What is being asked: Give back the data exactly, with no images.

Record extracts:
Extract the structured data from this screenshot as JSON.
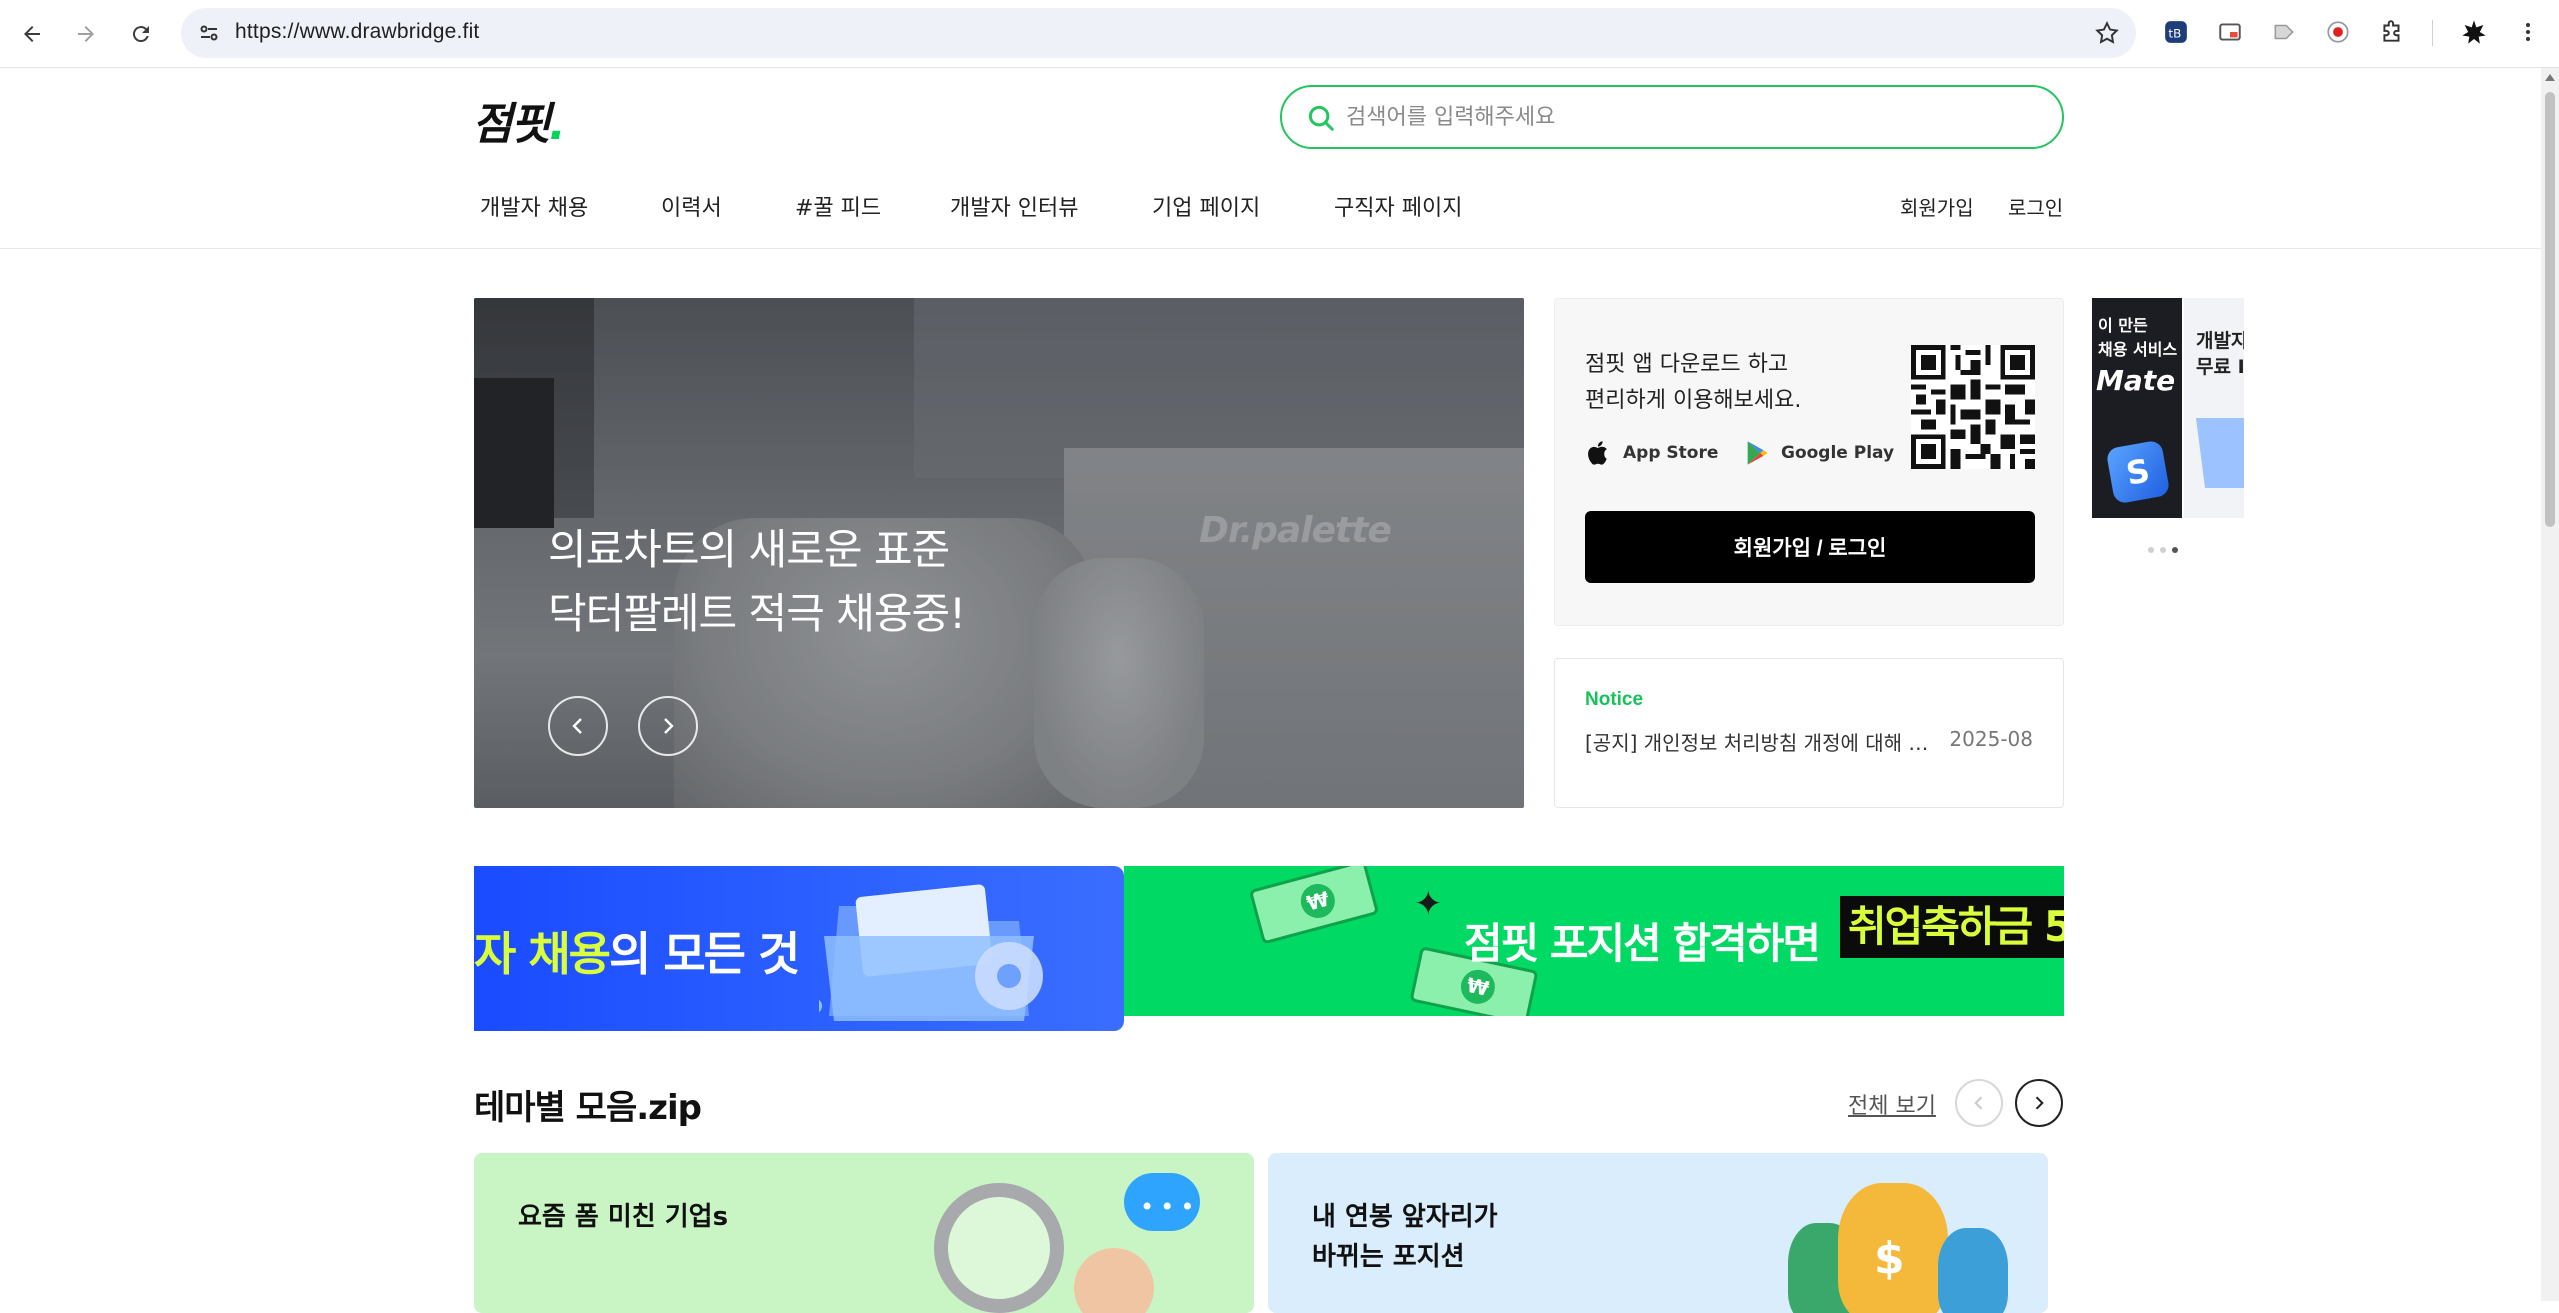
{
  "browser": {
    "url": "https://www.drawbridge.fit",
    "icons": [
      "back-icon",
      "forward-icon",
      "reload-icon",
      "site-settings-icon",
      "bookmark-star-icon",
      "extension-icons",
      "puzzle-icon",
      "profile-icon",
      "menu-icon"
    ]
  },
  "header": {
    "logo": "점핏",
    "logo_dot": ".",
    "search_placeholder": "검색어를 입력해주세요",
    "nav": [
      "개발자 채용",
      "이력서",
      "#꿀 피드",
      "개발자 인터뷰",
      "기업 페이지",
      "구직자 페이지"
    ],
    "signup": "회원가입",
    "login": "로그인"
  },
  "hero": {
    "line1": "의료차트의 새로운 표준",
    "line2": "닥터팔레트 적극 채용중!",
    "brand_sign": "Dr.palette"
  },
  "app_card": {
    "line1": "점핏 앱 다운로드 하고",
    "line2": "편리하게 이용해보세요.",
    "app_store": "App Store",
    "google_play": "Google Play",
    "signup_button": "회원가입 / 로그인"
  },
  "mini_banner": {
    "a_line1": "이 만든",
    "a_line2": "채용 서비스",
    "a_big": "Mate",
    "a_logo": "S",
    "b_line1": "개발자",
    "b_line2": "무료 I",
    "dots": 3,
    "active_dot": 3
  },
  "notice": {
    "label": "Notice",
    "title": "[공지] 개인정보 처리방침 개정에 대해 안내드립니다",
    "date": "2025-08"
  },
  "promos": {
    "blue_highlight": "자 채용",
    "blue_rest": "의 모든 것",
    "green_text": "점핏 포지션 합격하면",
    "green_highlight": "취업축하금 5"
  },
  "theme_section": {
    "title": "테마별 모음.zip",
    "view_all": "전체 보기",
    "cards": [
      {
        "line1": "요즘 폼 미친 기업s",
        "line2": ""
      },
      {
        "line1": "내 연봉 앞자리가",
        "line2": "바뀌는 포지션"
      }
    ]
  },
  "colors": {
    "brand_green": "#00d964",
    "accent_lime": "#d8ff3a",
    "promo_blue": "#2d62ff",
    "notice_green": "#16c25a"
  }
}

Answer box:
Extract the structured data from this screenshot as JSON.
{
  "browser": {
    "url": "https://www.drawbridge.fit",
    "icons": [
      "back-icon",
      "forward-icon",
      "reload-icon",
      "site-settings-icon",
      "bookmark-star-icon",
      "extension-icons",
      "puzzle-icon",
      "profile-icon",
      "menu-icon"
    ]
  },
  "header": {
    "logo": "점핏",
    "logo_dot": ".",
    "search_placeholder": "검색어를 입력해주세요",
    "nav": [
      "개발자 채용",
      "이력서",
      "#꿀 피드",
      "개발자 인터뷰",
      "기업 페이지",
      "구직자 페이지"
    ],
    "signup": "회원가입",
    "login": "로그인"
  },
  "hero": {
    "line1": "의료차트의 새로운 표준",
    "line2": "닥터팔레트 적극 채용중!",
    "brand_sign": "Dr.palette"
  },
  "app_card": {
    "line1": "점핏 앱 다운로드 하고",
    "line2": "편리하게 이용해보세요.",
    "app_store": "App Store",
    "google_play": "Google Play",
    "signup_button": "회원가입 / 로그인"
  },
  "mini_banner": {
    "a_line1": "이 만든",
    "a_line2": "채용 서비스",
    "a_big": "Mate",
    "a_logo": "S",
    "b_line1": "개발자",
    "b_line2": "무료 I",
    "dots": 3,
    "active_dot": 3
  },
  "notice": {
    "label": "Notice",
    "title": "[공지] 개인정보 처리방침 개정에 대해 안내드립니다",
    "date": "2025-08"
  },
  "promos": {
    "blue_highlight": "자 채용",
    "blue_rest": "의 모든 것",
    "green_text": "점핏 포지션 합격하면",
    "green_highlight": "취업축하금 5"
  },
  "theme_section": {
    "title": "테마별 모음.zip",
    "view_all": "전체 보기",
    "cards": [
      {
        "line1": "요즘 폼 미친 기업s",
        "line2": ""
      },
      {
        "line1": "내 연봉 앞자리가",
        "line2": "바뀌는 포지션"
      }
    ]
  },
  "colors": {
    "brand_green": "#00d964",
    "accent_lime": "#d8ff3a",
    "promo_blue": "#2d62ff",
    "notice_green": "#16c25a"
  }
}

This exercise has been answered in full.